--- TASK DATA Enclosed Below ---
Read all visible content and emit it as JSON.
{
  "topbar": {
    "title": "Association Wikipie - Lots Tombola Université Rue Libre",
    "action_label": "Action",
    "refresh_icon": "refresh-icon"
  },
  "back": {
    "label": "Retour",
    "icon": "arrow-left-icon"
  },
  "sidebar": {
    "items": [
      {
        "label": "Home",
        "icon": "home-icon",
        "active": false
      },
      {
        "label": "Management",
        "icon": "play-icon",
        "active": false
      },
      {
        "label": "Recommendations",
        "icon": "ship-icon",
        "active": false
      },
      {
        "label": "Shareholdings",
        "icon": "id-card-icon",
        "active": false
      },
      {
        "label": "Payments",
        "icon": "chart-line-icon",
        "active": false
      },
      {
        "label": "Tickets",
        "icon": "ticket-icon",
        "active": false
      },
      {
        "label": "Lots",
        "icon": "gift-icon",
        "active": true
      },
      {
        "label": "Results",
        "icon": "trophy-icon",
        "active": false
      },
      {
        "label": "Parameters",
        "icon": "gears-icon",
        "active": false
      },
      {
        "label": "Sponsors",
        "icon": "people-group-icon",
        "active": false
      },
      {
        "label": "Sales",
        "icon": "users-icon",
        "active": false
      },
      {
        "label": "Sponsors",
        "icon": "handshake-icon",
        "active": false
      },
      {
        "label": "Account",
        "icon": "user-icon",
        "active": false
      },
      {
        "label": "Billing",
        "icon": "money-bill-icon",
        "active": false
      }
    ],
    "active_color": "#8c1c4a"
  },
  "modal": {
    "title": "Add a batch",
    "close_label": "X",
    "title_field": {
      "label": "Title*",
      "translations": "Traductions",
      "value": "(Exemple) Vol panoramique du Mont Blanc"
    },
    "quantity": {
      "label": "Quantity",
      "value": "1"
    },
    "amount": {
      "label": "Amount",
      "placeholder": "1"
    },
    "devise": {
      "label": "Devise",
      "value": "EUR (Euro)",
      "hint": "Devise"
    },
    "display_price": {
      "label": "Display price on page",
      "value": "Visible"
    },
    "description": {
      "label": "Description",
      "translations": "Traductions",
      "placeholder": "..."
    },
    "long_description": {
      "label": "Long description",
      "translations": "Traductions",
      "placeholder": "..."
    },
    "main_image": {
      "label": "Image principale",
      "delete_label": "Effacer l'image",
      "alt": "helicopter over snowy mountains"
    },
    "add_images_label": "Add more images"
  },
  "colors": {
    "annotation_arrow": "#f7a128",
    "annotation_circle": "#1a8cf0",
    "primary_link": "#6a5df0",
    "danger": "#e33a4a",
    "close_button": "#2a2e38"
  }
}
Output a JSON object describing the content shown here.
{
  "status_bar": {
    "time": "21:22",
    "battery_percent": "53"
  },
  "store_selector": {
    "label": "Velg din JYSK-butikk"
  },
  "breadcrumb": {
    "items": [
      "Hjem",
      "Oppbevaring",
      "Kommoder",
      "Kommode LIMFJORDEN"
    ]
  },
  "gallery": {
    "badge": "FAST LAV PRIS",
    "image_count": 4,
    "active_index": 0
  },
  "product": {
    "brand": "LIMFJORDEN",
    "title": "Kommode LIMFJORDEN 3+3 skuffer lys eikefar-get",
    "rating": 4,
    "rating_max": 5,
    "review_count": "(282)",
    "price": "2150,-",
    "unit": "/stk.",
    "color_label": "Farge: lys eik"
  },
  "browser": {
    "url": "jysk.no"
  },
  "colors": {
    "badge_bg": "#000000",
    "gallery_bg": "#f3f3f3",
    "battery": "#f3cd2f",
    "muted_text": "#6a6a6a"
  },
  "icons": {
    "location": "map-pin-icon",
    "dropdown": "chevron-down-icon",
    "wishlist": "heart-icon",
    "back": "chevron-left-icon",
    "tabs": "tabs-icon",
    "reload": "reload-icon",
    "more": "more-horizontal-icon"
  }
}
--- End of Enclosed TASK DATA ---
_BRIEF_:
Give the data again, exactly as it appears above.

_THE ANSWER_:
Read all visible content and emit it as JSON.
{
  "topbar": {
    "title": "Association Wikipie - Lots Tombola Université Rue Libre",
    "action_label": "Action",
    "refresh_icon": "refresh-icon"
  },
  "back": {
    "label": "Retour",
    "icon": "arrow-left-icon"
  },
  "sidebar": {
    "items": [
      {
        "label": "Home",
        "icon": "home-icon",
        "active": false
      },
      {
        "label": "Management",
        "icon": "play-icon",
        "active": false
      },
      {
        "label": "Recommendations",
        "icon": "ship-icon",
        "active": false
      },
      {
        "label": "Shareholdings",
        "icon": "id-card-icon",
        "active": false
      },
      {
        "label": "Payments",
        "icon": "chart-line-icon",
        "active": false
      },
      {
        "label": "Tickets",
        "icon": "ticket-icon",
        "active": false
      },
      {
        "label": "Lots",
        "icon": "gift-icon",
        "active": true
      },
      {
        "label": "Results",
        "icon": "trophy-icon",
        "active": false
      },
      {
        "label": "Parameters",
        "icon": "gears-icon",
        "active": false
      },
      {
        "label": "Sponsors",
        "icon": "people-group-icon",
        "active": false
      },
      {
        "label": "Sales",
        "icon": "users-icon",
        "active": false
      },
      {
        "label": "Sponsors",
        "icon": "handshake-icon",
        "active": false
      },
      {
        "label": "Account",
        "icon": "user-icon",
        "active": false
      },
      {
        "label": "Billing",
        "icon": "money-bill-icon",
        "active": false
      }
    ],
    "active_color": "#8c1c4a"
  },
  "modal": {
    "title": "Add a batch",
    "close_label": "X",
    "title_field": {
      "label": "Title*",
      "translations": "Traductions",
      "value": "(Exemple) Vol panoramique du Mont Blanc"
    },
    "quantity": {
      "label": "Quantity",
      "value": "1"
    },
    "amount": {
      "label": "Amount",
      "placeholder": "1"
    },
    "devise": {
      "label": "Devise",
      "value": "EUR (Euro)",
      "hint": "Devise"
    },
    "display_price": {
      "label": "Display price on page",
      "value": "Visible"
    },
    "description": {
      "label": "Description",
      "translations": "Traductions",
      "placeholder": "..."
    },
    "long_description": {
      "label": "Long description",
      "translations": "Traductions",
      "placeholder": "..."
    },
    "main_image": {
      "label": "Image principale",
      "delete_label": "Effacer l'image",
      "alt": "helicopter over snowy mountains"
    },
    "add_images_label": "Add more images"
  },
  "colors": {
    "annotation_arrow": "#f7a128",
    "annotation_circle": "#1a8cf0",
    "primary_link": "#6a5df0",
    "danger": "#e33a4a",
    "close_button": "#2a2e38"
  }
}
Output a JSON object describing the content shown here.
{
  "status_bar": {
    "time": "21:22",
    "battery_percent": "53"
  },
  "store_selector": {
    "label": "Velg din JYSK-butikk"
  },
  "breadcrumb": {
    "items": [
      "Hjem",
      "Oppbevaring",
      "Kommoder",
      "Kommode LIMFJORDEN"
    ]
  },
  "gallery": {
    "badge": "FAST LAV PRIS",
    "image_count": 4,
    "active_index": 0
  },
  "product": {
    "brand": "LIMFJORDEN",
    "title": "Kommode LIMFJORDEN 3+3 skuffer lys eikefar-get",
    "rating": 4,
    "rating_max": 5,
    "review_count": "(282)",
    "price": "2150,-",
    "unit": "/stk.",
    "color_label": "Farge: lys eik"
  },
  "browser": {
    "url": "jysk.no"
  },
  "colors": {
    "badge_bg": "#000000",
    "gallery_bg": "#f3f3f3",
    "battery": "#f3cd2f",
    "muted_text": "#6a6a6a"
  },
  "icons": {
    "location": "map-pin-icon",
    "dropdown": "chevron-down-icon",
    "wishlist": "heart-icon",
    "back": "chevron-left-icon",
    "tabs": "tabs-icon",
    "reload": "reload-icon",
    "more": "more-horizontal-icon"
  }
}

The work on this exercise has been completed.